They are not necessarily the most glamorous things, but with a bit of digging it is possible to find some very beautiful and interesting stove design.
The typical modern European stove is either a tower with a big window and a nasty stone finish, or something akin to a squashed TV. Either way they are often too big for the spaces available, dominating the spaces both with their physical presence as well as their huge heat output.  Three houses ago we had a burner that sucked all the oxygen out of the room, and baked us dry if it was operating at all efficiently.
At the previous house we had this lovely model, however.  That's the fire, not the lady.

It refers to the original simple firebox-style stoves of the past, but has a funky dimpled surface, legs like some kind of animal, a small window giving a glimpse of what is going on inside, and a hotplate for keeping the stew/tea/mulled wine hot.  Best of all, it's a decorous size - it doesn't dominate, just sits quietly in the corner like a well-behaved pet.  Normally supplied fitted for use with gas, it can be bought in a log-burning version.
I think it will sit really well on the ground floor of the house - with an open spiral staircase running the height of the house it will also be perfect for heating the rest of the building during the winter.
The stove is by Austroflamm, model G1: see it here.

Sunday, 15 April 2012

Bare Bones

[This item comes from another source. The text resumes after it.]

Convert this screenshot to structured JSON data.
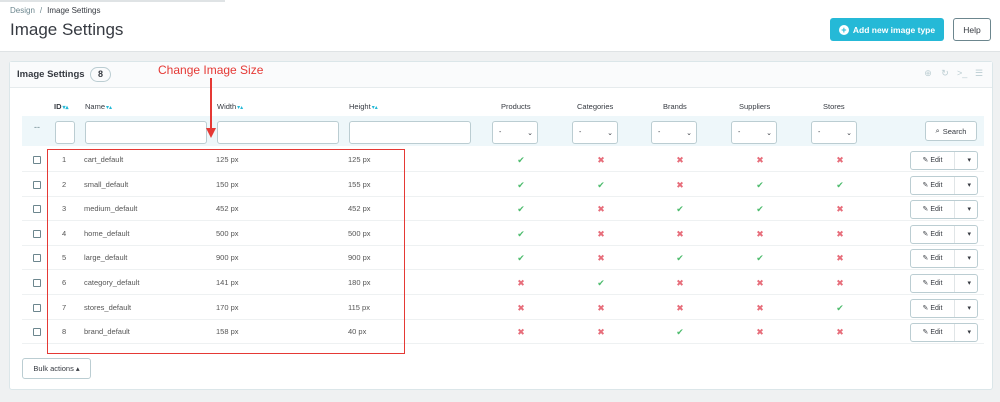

Well, the stripping out is as complete as it can be while allowing you to walk to every floor of the house.  The new oak beams are due to go in in the next week or so, and first-fix electrics on the top two floors.  We stayed over Easter at the wonderful B&B La Maison Pavie in Dinan - a great find, and of real interest as it has period panelling which can act as a reference for the panelling we are intending to create on the second storey of the house.  Jerome and Camille are terrific hosts and have created something exceptional in their lovely place to stay.

La Maison Pavie

As for the Petit Manoir - I think it suffices to let the images of the inside speak for themselves...

The ground and first floor - awaiting new beams

Everything on props...

The rubbish heap now at head height

The best thing about this visit was to see the outside of the building being transformed by the repointing.  On the easily-accessed terrace and courtyard elevations this has entailed chopping out the cement mortar and replacing with lime mortar.  The side elevations will be much quicker to repoint, as they have never had cement pointing.  The difference between the cement and lime finishes is astonishing, and a powerful illustration of the need to use traditional methods and materials in such settings.


We have found a supplier of French limestone flooring, who has this lovely brushed stone in sawn slabs for a clean look.  As it is good for exterior use as well as indoors we intend to use it on the ground floor of the house as well as the terrace.  The colour picks up the warmth of the existing stone and will go well with the painted render of the walls inside, as well as the rendered garden walls outside.
Julian at Urrutia Stone has a great selection - stone flooring for every setting, and exports to the UK...